On top of the colorful car tags, I also spotted a lot of these:
The trailhead parking lot was nearly full, but I found an empty spot – thanks to someone who probably started their day before noon unlike some jobless hobos. I filled out a “day use voucher” (a.k.a. Evidence I Was Here Should Things Go Horribly, Horribly Awry), stuck one half in the slot beneath the signage and the other half in my backpack.
The first five miles to Green Lakes, though mostly uphill, were breathtakingly scenic and only slightly buggy, with a well-marked, moderately trafficked trail.
By the time Uncle Jesse and I hit the lake and stopped to enjoy some peanuts and cherries, we were feeling bold.
“Once you’ve taken in the glory of the area, continue along the shoreline toward the east, where you’ll wrap slightly around the lake before noticing a number of side trails…” my trusty new guidebook read.
That sounds…confusing. I shook off any niggling doubts and headed east. At least, I was pretty sure it was east. Soon I found what was certainly the proper path. I persisted onward, but the lingering snow made it almost impossible to tell if I was still on a trail, let alone the right trail. I wonder what cougar tracks look like…
Every now and then we’d hit an open area and I’d gaze around hopefully. There is seriously no trail. Uncle Jesse and I bushwhacked for another seemingly endless stretch before I finally gave up. That’s it. Broken Top [mountain] is behind me, that means the water is in front of me. We’re going west (f%@&, it’s west, right?) until we hit the damn water.
The next thirty minutes felt like twelve hours, until at long last, I heard the familiar sound of rushing water.
I spotted people on a wide, luxurious trail…on the other side of the creek. F%#&. We walked south along the water’s edge, constantly being forced back uphill to more level ground, stomping over fallen trees and coarse, woody debris. In spots where it might have been safe, if highly unpleasant, to cross, the bank on the other side was so steep, we’d never make it up to the trail.
Eventually I succumbed to our less than ideal Fate. Uncle Jesse, always eager to show off, sensed my resignation and bounded towards the water.

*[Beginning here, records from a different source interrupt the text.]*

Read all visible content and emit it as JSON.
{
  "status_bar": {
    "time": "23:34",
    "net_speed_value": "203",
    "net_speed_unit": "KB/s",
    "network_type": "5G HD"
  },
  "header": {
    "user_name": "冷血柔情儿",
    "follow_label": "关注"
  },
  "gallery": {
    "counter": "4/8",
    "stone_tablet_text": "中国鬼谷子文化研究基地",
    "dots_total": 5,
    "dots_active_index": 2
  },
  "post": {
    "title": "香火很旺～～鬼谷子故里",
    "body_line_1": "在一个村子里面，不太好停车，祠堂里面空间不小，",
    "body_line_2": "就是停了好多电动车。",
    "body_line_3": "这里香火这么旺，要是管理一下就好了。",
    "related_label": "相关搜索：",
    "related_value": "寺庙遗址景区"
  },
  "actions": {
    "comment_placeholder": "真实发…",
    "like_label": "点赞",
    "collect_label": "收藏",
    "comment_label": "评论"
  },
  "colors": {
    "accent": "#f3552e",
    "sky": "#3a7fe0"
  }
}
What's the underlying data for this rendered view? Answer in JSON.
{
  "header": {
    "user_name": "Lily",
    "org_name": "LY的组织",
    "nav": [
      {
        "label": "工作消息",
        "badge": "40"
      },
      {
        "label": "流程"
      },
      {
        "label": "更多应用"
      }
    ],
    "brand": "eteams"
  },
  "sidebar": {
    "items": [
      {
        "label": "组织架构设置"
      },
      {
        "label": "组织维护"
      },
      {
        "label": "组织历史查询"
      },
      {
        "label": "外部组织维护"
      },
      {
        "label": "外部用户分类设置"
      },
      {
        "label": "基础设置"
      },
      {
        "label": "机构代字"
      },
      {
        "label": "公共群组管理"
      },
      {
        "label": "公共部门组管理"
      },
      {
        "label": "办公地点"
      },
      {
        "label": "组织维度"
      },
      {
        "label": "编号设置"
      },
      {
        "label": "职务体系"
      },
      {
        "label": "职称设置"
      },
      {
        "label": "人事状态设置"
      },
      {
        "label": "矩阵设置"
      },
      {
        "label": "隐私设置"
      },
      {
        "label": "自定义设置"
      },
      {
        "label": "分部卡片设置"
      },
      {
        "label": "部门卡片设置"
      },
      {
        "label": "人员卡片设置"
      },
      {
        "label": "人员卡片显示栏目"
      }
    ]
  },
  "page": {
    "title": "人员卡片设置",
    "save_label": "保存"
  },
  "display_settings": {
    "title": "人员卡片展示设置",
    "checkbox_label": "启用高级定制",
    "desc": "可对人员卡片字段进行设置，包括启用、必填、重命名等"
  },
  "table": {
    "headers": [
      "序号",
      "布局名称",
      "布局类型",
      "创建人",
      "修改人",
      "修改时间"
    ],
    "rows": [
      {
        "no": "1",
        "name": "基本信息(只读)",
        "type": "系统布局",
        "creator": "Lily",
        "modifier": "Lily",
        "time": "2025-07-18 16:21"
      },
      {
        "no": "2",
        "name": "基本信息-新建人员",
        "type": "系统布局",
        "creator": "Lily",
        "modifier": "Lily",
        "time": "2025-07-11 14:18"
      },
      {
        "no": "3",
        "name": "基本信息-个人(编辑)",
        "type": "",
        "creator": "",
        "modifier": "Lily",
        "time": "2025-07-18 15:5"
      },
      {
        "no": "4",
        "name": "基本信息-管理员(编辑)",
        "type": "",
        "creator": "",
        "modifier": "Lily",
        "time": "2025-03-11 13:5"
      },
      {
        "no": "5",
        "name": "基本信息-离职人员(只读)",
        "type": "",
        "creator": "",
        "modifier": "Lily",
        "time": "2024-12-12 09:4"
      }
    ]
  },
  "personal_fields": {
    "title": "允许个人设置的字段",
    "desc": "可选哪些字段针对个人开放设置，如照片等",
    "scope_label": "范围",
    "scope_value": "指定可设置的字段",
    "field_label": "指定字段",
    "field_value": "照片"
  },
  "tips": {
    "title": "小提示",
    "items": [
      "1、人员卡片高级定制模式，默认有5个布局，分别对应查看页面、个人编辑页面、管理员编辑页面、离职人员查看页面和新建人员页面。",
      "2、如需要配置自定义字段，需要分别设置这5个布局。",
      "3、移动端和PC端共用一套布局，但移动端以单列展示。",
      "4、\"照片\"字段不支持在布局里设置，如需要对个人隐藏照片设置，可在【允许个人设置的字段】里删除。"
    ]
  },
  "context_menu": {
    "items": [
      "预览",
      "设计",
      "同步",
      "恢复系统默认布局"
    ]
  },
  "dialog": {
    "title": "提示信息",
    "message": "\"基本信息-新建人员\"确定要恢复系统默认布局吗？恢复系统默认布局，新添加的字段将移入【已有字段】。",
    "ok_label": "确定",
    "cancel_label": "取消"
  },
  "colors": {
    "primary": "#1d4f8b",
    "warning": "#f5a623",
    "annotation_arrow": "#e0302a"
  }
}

“WAIT,” I said in my sternest Mom voice. “COME.” The water was rushing with the force of Donald Trump’s combover. Uncle Jesse stopped in his tracks, just inches from the crashing falls, and ran towards me.
I said a prayer and put both feet in. It was deeper than I thought, almost thigh-high. Okay. This is fine. It’s not so bad.
Uncle Jesse followed and immediately got scooped up by the raging current. I grabbed his collar, shocked by the water’s might. This won’t work. With not a second to spare, I gathered him in my arms, above the roaring waves, struggling to keep my balance. I made it nearly to the other side when my shin collided with something hard. A rock? A log? Holy s&#% it’s cold!
Uncle Jesse sprung out of my arms, and after a heart-attack inducing second or two, scrambled onto solid ground and up a steep hill. One more step, two, three… my head spun and my heart pounded. There. I clung to soil and suddenly realized my phone -secured in a race belt (all right, fanny pack) around my waist- had been completely submerged.
I freed it from its pouch as I crawled uphill, utterly amazed by my own stupidity.
When I made it to the top, finally back on the proper trail, I looked for a place to sit down. I sucked in a few deep breaths, adrenaline coursing through my veins. You’re lucky no one is here to witness your fool self.
I decided to keep walking, glancing down at the rushing rapids. If I hadn’t caught Uncle Jesse… I tried not to think about what might have happened; the next half mile was even more treacherous than where we’d crossed.
We trudged the final, endless mile back to the car, swatting away hundreds of blood thirsty mosquitos, the pain in my left leg growing.
107…108…I did not know it was possible to sustain this many mosquito bites
and live to tell about it.
When we reached the parking lot, I peeled off my soaked, mud-covered socks and collapsed in the driver’s seat. Thirty minutes later, a dripping wet, bug-bitten, bleeding blonde could be seen purchasing several bottles of wine from the local Fred Meyer.